THE TASK: Search the records for the string "name" and return each line that has it.

RECORDS SUPPLIED Start Marker

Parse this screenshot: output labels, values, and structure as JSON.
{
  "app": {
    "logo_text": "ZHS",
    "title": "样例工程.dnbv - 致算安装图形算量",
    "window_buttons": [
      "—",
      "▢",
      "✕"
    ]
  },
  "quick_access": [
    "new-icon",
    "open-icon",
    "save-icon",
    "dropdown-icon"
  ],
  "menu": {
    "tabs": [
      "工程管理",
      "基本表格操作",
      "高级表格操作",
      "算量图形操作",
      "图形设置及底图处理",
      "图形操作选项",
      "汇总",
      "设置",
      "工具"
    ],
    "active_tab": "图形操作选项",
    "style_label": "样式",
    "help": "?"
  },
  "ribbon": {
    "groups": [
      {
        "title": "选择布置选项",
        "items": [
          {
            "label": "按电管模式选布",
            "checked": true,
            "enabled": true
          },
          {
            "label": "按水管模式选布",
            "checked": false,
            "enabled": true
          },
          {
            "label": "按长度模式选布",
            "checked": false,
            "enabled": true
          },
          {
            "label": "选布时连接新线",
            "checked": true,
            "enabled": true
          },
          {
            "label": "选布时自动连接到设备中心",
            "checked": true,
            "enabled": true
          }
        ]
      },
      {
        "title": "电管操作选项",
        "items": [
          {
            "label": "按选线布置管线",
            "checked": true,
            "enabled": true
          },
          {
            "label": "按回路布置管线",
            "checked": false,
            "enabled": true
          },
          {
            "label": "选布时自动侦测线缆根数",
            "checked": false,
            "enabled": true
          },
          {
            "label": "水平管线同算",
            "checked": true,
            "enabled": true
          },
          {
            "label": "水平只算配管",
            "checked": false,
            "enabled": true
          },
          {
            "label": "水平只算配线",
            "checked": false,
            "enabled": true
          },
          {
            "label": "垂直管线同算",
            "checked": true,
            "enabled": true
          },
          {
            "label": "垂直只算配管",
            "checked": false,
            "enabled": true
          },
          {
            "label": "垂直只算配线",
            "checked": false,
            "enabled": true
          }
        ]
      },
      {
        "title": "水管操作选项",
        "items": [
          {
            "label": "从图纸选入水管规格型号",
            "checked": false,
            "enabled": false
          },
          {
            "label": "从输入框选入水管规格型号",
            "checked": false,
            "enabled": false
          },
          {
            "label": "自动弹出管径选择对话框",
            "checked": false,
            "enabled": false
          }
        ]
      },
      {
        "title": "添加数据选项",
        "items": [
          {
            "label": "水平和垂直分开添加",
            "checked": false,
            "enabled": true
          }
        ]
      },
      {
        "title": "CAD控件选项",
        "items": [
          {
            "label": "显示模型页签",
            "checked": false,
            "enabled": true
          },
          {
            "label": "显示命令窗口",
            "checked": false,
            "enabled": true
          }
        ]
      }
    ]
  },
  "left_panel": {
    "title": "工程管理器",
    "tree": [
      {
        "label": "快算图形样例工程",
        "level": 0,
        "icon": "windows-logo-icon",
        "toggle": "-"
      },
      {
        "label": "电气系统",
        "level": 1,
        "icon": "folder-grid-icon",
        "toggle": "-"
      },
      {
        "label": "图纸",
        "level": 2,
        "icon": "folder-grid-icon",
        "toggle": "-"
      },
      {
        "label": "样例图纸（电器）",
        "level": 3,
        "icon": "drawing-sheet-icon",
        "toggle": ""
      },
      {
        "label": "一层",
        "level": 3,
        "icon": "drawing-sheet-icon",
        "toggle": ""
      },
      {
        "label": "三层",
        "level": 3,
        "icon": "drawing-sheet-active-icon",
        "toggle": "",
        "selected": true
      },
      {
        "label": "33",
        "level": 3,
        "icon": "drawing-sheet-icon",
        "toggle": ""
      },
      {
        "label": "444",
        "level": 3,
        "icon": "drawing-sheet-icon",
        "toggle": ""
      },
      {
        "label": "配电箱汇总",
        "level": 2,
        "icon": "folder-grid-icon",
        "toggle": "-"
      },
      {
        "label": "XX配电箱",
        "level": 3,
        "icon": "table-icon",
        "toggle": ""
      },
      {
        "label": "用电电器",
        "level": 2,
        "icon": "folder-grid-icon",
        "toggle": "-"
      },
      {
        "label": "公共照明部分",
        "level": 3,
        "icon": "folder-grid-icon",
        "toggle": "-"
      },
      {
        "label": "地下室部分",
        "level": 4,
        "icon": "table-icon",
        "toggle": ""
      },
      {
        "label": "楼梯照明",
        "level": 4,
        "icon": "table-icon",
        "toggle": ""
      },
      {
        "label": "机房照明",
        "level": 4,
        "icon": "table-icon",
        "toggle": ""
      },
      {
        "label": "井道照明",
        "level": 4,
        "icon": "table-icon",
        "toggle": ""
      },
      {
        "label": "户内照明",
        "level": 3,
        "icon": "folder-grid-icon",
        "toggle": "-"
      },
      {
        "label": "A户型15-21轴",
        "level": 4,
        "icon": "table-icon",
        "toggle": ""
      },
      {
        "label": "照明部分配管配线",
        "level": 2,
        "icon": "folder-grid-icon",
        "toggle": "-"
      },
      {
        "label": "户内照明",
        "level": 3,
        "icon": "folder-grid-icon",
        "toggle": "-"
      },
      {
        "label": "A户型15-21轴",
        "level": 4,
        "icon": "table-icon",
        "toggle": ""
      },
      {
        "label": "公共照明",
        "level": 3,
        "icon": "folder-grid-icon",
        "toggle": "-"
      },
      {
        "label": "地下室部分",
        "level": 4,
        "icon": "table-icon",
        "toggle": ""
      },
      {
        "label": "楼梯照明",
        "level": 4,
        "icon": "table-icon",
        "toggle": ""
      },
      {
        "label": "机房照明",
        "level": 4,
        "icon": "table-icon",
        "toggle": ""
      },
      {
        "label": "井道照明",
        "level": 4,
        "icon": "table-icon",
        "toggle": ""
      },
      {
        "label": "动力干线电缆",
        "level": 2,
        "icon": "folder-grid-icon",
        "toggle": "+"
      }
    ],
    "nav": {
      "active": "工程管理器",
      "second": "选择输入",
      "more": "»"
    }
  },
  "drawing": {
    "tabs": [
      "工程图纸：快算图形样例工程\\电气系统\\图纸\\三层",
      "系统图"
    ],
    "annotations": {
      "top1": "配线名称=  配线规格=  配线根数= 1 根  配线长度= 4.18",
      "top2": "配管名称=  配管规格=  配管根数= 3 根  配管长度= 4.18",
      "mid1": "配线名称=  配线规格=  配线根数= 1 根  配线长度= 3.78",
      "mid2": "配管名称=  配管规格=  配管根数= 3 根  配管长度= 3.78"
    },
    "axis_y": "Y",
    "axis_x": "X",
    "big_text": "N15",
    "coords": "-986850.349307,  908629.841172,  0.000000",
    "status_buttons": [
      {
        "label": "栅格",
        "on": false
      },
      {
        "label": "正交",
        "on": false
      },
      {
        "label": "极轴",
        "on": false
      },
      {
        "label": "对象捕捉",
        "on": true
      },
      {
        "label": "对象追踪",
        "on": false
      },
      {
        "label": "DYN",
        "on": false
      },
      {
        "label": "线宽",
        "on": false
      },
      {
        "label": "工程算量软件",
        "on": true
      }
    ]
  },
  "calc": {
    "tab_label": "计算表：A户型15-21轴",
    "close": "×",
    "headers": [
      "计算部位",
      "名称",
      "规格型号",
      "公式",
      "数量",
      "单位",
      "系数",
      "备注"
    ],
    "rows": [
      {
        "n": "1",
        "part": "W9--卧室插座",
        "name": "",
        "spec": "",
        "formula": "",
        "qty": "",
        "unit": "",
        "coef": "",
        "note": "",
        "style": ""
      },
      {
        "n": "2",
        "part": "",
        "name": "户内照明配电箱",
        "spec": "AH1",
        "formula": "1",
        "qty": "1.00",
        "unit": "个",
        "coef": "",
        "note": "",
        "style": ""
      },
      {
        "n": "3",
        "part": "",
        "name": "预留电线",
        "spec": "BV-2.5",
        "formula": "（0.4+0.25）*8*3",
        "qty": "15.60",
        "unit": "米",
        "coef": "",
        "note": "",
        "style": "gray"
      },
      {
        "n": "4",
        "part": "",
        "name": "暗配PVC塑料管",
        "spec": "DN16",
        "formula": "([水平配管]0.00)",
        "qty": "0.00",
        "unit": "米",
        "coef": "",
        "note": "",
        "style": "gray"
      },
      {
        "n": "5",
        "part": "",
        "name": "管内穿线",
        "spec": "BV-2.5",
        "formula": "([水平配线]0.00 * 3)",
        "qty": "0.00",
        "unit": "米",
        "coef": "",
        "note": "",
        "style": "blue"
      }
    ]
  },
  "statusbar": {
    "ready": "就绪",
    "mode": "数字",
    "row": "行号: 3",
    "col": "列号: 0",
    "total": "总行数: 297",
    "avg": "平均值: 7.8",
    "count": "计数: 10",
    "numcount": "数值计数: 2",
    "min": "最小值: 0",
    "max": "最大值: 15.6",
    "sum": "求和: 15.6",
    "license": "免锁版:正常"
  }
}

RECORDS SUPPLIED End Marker

FINISHED TASK:
        "name": "",
        "name": "户内照明配电箱",
        "name": "预留电线",
        "name": "暗配PVC塑料管",
        "name": "管内穿线",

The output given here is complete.